With swift system-wide planning and collaboration across governments, we have plenty of lands and waters on which to build renewable energy sources and ensure food security if we focus our efforts on systematic planning
The devastation brought by climate change is evident all around, including the recent severe flooding in Beijing and in Hebei province. These, combined with wildfires, heatwaves, droughts, and increased storm intensity around the world, are becoming part of our daily newsfeed.
Our current food system is the biggest driver of biodiversity loss and pollution, accounting for up to 30 percent of annual greenhouse gas emissions. We know that without significant changes to how we produce food, we will not be able to meet our collective goal of limiting warming to under 1.5 C.
We also know that agriculture does not have to be a crisis driver. We can have food security without destroying soils, watersheds or threatening the planet's biodiversity.
In the past 50 years, global food demand has skyrocketed. In response, producers have risen to this challenge, driving major advances to dramatically increase food supplies and expand the industry. This shift underpins billions of lives and livelihoods in rural communities around the world — and it also comes at a cost.
Food is more than something we eat to survive — it's a part of how we thrive. Complex food systems include agriculture and soils to aquaculture and fisheries. When we talk about producing food from our soil, which is the skin of the Earth, we know that recycling critical nutrients must be the top priority. When we protect and restore the soil, we also help preserve water, protect biodiversity, and keep greenhouse gases sequestered in the soil from being released into an already stressed-out atmosphere.
Despite this knowledge, soil is getting degraded by the very same practices that have produced a bounty for people. Farmers, especially the millions of smallholders, often lack the information and resources needed to restore nutrients in the soil and transition to regenerative farming. This is starting to change, but we need to see more action and faster.
From Brazil to China, we have incredible examples where no-till and cover-crops are paired with long-term investments to give farmers the time and inputs needed to replenish the soil. I was able to see this firsthand while visiting farmers in Shandong province. In just two years, wheat and corn growers adopting regenerative practice were saving over 100 yuan ($13.76) per mu (0.067 hectares) and reducing their water usage by nearly 10 percent while cutting greenhouse gas emissions by reducing machinery operation by 50 percent.
These innovative pilot programs are supported by novel public-private partnerships and help farmers withstand the shocks from global warming — with floods one year and droughts the next. In addition to food security, better soils yield more resilient crops which is better for the planet, and better for us.
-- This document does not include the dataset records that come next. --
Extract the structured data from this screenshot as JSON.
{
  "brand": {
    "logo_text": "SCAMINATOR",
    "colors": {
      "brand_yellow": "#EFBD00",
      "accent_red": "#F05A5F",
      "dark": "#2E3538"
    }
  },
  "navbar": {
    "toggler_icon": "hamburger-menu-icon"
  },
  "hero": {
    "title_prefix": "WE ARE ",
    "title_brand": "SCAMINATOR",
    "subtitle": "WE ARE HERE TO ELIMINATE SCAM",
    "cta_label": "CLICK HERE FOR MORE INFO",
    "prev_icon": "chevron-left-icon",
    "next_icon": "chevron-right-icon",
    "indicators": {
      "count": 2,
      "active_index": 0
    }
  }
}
From Aug 28 to 30, I joined the annual general meeting of the China Council for International Cooperation on Environment and Development in Beijing, along with Chinese and international experts and decision-makers to exchange views on the most compelling challenges of our times. We all came to this meeting knowing we have an opportunity now — we are impatient optimists, all seeking solutions to address the poly crisis of the climate emergency, biodiversity loss and increased pollution.
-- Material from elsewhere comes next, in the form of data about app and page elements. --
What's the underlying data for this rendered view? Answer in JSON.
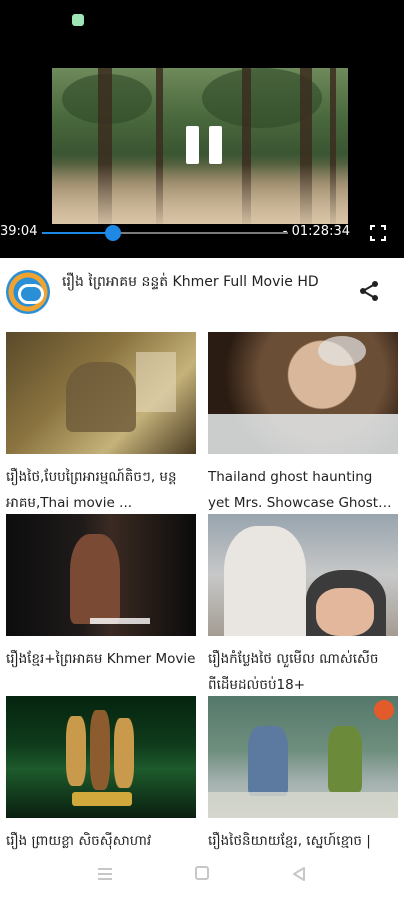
{
  "player": {
    "time_elapsed": "39:04",
    "time_total": "- 01:28:34",
    "progress": 0.29,
    "accent": "#1e88e5"
  },
  "header": {
    "title": "រឿង ព្រៃអាគម នន្ទត់ Khmer Full Movie HD",
    "logo_icon": "channel-logo",
    "share_icon": "share-icon"
  },
  "videos": [
    {
      "title": "រឿងថៃ,បែបព្រៃអារម្មណ៍តិចៗ, មន្តអាគម,Thai movie ..."
    },
    {
      "title": "Thailand ghost haunting yet Mrs. Showcase Ghost Cla..."
    },
    {
      "title": "រឿងខ្មែរ+ព្រៃអាគម Khmer Movie"
    },
    {
      "title": "រឿងកំប្លែងថៃ លួមើល ណាស់សើចពីដើមដល់ចប់18+"
    },
    {
      "title": "រឿង ព្រាយខ្លា សិចស៊ីសាហាវ"
    },
    {
      "title": "រឿងថៃនិយាយខ្មែរ, ស្នេហ៍ខ្មោច |"
    }
  ],
  "navbar": {
    "menu_icon": "menu-icon",
    "home_icon": "home-icon",
    "back_icon": "back-icon"
  }
}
One of those key opportunities is deploying renewable energy. China already has the system and tools to determine the most appropriate places to set up wind farms and solar arrays. The Ecological Red Line System has been used to identify places for setting up protected areas and to support broader planning for ecosystems protection and services. "Red" means "stop", but the ERLS can also be utilized to signal "go", to indicate where renewable energy can be tapped at the least cost to biodiversity, agricultural production, or other priority uses.
As an obvious example, places known to contain highly degraded or contaminated soils, which cannot be used to grow crops and are unlikely to be rich in biodiversity or suitable for human settlement, may be appropriate for wind and solar installations. The Nature Conservancy has used a similar approach in partnership with developers in the United States and Europe where we are helping reduce land conflict by siting renewables on the right land, such as degraded mountain-top coal mines.
In the US, we have identified more than 310,000 square kilometers, an area about the size of Poland, where renewable energy can be sourced while still conserving wildlife habitat. Globally, our research shows the world has 17 times the required energy targets on converted lands, and that most countries can meet the Paris Agreement goals by deploying new energy infrastructure on already converted lands.
Simply put, we do not need to destroy nature to harness wind and solar energy.
TNC and the Energy Research Institute of the National Development and Reform Commission carried out the Eco-friendly Renewable Energy Development Planning Project and jointly published the report Eco-friendly Spatial Layout of Renewable Energy Development in China 2016-30 in 2019, which provides policy recommendations for renewable energy site selection in China.
We can and must have nature-positive energy and agriculture. And we have plenty of lands and waters on which to build renewable energy sources and ensure food security if we focus our efforts on systematic planning. This will require ministries and departments in each of our governments to work together.
The author is chief executive officer at The Nature Conservancy. The author contributed this article to China Watch, a think tank powered by China Daily.